* Work to be completed *
Among the entries below, count the lines containing the string "Agreement". Only the count is needed.

━━━ Given records ━━━

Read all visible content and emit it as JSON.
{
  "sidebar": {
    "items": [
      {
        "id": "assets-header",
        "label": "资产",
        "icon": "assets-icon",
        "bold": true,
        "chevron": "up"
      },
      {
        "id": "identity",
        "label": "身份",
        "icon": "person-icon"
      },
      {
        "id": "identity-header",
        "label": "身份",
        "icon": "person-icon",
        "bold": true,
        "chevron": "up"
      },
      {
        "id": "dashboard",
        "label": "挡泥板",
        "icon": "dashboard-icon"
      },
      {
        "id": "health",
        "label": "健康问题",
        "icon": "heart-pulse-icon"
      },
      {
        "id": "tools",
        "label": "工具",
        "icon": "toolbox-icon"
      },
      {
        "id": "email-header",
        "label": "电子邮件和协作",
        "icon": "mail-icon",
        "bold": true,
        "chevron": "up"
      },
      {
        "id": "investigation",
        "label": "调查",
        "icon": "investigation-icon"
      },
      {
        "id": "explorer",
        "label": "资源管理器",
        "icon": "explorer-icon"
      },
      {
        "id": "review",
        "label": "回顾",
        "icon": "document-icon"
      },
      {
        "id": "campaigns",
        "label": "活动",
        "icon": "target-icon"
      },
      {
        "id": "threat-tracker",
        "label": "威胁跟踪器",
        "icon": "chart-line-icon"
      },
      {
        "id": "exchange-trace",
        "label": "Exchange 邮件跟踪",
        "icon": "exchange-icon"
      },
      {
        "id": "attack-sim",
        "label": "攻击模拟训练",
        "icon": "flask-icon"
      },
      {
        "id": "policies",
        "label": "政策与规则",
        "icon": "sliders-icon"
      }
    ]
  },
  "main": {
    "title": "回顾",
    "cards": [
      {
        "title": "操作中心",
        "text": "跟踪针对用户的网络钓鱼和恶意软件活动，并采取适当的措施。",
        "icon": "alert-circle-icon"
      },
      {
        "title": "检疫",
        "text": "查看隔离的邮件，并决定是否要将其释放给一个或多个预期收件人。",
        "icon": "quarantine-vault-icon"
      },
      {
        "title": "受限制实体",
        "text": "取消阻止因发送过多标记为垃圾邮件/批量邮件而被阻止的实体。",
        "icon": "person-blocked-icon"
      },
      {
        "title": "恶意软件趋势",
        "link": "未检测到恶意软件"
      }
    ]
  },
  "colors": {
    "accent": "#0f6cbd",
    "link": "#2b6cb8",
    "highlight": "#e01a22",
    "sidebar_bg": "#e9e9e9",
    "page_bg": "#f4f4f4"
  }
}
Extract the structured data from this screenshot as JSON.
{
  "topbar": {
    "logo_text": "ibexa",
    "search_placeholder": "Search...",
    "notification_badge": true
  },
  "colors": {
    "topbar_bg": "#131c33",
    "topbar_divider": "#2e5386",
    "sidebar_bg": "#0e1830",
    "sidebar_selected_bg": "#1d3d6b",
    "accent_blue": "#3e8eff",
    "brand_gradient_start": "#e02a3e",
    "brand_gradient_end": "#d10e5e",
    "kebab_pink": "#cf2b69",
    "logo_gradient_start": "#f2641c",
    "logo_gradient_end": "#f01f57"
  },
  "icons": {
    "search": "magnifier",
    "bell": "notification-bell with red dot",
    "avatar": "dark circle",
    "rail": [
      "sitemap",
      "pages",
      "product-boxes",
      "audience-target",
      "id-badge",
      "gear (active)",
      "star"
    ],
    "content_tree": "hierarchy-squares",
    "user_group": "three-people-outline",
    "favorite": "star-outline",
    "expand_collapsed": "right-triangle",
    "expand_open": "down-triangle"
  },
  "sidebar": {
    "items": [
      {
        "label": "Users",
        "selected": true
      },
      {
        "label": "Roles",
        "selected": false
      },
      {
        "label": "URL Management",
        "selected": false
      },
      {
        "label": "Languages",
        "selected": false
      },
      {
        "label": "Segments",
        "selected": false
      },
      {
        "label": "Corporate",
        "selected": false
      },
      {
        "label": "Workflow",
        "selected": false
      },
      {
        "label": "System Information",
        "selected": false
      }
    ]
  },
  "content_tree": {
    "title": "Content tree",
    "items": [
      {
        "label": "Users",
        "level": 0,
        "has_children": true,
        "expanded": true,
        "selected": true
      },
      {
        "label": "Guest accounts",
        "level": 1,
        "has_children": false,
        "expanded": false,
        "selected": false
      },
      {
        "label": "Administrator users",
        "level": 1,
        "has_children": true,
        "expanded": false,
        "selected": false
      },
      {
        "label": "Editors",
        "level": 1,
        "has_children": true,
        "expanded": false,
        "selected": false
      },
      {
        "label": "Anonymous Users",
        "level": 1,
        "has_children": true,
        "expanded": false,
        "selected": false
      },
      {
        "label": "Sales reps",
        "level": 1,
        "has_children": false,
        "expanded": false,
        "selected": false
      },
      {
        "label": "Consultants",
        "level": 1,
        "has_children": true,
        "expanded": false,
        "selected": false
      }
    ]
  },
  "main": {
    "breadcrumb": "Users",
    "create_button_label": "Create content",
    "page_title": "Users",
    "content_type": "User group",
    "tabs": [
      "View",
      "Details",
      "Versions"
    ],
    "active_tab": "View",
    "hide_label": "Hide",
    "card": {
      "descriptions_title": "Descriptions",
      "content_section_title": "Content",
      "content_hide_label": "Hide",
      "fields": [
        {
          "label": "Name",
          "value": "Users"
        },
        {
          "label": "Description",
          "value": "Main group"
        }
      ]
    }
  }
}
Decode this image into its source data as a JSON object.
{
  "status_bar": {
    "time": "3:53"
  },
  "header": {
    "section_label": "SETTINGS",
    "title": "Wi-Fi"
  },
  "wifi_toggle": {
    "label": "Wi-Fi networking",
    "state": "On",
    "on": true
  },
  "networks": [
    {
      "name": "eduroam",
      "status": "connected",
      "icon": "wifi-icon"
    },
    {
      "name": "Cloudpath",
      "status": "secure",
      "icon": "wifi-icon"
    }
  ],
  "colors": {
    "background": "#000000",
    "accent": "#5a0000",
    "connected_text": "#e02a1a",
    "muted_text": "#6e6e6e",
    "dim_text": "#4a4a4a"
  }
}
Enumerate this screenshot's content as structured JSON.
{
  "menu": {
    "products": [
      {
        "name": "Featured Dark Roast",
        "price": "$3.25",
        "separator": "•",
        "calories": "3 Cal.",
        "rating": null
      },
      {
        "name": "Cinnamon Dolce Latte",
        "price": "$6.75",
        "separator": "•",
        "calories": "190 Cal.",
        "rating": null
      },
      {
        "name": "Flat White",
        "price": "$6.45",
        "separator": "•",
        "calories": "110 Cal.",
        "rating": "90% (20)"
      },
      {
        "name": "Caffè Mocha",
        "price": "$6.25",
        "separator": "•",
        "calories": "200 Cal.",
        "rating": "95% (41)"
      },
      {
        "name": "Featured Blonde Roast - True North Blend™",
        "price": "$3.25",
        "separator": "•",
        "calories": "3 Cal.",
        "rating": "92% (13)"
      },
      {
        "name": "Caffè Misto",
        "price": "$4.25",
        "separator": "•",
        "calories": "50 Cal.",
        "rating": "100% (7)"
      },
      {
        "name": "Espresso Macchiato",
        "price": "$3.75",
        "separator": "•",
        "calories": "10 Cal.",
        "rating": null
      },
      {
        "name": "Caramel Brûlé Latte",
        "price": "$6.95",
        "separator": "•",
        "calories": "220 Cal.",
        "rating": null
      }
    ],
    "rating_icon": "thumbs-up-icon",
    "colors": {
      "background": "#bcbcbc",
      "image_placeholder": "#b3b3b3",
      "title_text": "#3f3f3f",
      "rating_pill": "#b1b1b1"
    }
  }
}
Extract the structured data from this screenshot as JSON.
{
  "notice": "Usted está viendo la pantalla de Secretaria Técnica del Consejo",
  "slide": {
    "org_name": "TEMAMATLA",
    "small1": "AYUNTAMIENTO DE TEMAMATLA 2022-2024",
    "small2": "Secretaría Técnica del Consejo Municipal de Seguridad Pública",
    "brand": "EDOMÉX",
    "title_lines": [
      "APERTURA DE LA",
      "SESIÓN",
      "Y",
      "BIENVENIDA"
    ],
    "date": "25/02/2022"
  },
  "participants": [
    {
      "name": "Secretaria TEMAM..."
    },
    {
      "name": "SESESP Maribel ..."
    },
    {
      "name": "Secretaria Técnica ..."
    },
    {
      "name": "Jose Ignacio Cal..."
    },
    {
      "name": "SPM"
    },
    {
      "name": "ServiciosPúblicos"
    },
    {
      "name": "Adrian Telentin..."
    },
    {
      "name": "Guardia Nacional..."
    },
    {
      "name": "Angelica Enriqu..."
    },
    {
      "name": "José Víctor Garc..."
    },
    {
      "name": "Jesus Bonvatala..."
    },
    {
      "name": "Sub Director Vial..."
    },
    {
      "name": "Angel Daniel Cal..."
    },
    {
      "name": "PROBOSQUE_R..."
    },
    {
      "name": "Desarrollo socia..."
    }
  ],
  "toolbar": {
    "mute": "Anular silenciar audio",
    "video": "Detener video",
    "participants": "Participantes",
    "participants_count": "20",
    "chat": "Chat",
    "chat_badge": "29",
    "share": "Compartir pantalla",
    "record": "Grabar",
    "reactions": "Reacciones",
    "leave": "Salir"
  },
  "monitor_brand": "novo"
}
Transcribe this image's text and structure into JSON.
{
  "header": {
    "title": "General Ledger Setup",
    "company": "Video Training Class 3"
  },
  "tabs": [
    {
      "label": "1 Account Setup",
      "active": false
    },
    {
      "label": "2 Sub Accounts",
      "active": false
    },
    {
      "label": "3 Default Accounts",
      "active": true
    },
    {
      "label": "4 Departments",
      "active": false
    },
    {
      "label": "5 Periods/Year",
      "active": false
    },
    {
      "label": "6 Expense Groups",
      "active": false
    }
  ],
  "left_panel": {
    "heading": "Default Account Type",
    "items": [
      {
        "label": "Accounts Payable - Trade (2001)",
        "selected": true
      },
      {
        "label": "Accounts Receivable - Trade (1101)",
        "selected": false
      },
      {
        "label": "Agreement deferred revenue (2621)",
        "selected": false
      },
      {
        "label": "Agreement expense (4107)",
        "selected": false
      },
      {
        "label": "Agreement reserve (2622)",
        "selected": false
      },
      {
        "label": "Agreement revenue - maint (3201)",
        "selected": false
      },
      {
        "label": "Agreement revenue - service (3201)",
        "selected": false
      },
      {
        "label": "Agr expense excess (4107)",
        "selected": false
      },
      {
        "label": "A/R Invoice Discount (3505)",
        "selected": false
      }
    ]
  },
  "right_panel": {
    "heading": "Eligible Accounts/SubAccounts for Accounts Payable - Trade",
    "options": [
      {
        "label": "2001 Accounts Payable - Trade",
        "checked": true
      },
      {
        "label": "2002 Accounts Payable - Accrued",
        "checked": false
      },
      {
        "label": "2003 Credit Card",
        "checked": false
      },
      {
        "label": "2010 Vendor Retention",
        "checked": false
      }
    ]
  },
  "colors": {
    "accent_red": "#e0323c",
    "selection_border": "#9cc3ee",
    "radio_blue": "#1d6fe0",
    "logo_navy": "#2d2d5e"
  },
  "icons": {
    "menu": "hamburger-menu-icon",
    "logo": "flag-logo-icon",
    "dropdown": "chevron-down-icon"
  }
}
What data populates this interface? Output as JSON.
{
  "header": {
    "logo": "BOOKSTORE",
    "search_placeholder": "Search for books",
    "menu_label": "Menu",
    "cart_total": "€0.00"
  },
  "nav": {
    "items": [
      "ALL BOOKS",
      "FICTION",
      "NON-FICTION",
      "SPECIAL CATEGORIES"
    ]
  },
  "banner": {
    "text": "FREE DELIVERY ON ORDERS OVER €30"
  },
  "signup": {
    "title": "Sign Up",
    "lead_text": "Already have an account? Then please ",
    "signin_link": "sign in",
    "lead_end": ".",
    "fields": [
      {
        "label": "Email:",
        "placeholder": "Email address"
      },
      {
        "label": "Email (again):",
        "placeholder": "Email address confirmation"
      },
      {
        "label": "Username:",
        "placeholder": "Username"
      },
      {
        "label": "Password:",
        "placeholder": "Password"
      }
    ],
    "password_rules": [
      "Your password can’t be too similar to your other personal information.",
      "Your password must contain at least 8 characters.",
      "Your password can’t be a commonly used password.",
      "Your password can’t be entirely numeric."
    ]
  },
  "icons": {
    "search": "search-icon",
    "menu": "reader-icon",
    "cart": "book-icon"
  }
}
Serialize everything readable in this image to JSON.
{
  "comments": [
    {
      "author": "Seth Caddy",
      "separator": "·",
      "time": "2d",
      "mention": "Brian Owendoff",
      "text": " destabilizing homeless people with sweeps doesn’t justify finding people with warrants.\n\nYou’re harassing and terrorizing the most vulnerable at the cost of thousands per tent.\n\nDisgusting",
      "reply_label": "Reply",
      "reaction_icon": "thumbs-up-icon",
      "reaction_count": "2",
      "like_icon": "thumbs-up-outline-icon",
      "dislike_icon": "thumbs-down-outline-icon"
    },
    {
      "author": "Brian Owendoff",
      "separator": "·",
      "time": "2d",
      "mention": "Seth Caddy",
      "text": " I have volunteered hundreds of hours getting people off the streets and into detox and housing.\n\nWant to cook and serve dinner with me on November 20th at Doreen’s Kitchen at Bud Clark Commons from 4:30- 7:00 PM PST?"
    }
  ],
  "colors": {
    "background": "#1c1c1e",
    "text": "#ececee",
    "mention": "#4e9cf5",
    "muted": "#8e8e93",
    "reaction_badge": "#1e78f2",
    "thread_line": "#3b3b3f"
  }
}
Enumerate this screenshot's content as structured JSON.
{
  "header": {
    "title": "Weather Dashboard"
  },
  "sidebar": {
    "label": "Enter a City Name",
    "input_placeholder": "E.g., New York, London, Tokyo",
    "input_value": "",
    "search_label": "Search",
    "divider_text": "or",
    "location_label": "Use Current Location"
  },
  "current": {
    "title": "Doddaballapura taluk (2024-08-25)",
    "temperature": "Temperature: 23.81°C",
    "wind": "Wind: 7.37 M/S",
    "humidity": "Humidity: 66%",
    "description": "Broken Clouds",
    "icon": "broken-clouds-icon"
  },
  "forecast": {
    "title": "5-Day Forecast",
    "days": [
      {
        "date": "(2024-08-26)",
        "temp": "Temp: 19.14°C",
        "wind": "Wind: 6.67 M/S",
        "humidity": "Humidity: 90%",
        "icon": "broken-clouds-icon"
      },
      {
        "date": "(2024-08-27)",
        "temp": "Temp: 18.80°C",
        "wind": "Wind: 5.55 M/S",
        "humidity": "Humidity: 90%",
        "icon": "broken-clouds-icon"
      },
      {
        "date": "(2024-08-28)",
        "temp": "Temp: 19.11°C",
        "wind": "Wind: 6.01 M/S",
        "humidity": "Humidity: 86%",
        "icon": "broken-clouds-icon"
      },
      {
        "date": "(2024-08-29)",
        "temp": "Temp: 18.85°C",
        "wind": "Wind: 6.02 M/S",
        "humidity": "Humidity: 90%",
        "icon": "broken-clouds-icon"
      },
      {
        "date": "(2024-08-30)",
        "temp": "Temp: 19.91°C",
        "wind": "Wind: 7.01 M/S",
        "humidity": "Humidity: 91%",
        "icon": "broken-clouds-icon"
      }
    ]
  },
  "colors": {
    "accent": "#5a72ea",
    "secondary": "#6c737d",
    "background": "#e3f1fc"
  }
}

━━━

* Response area *
5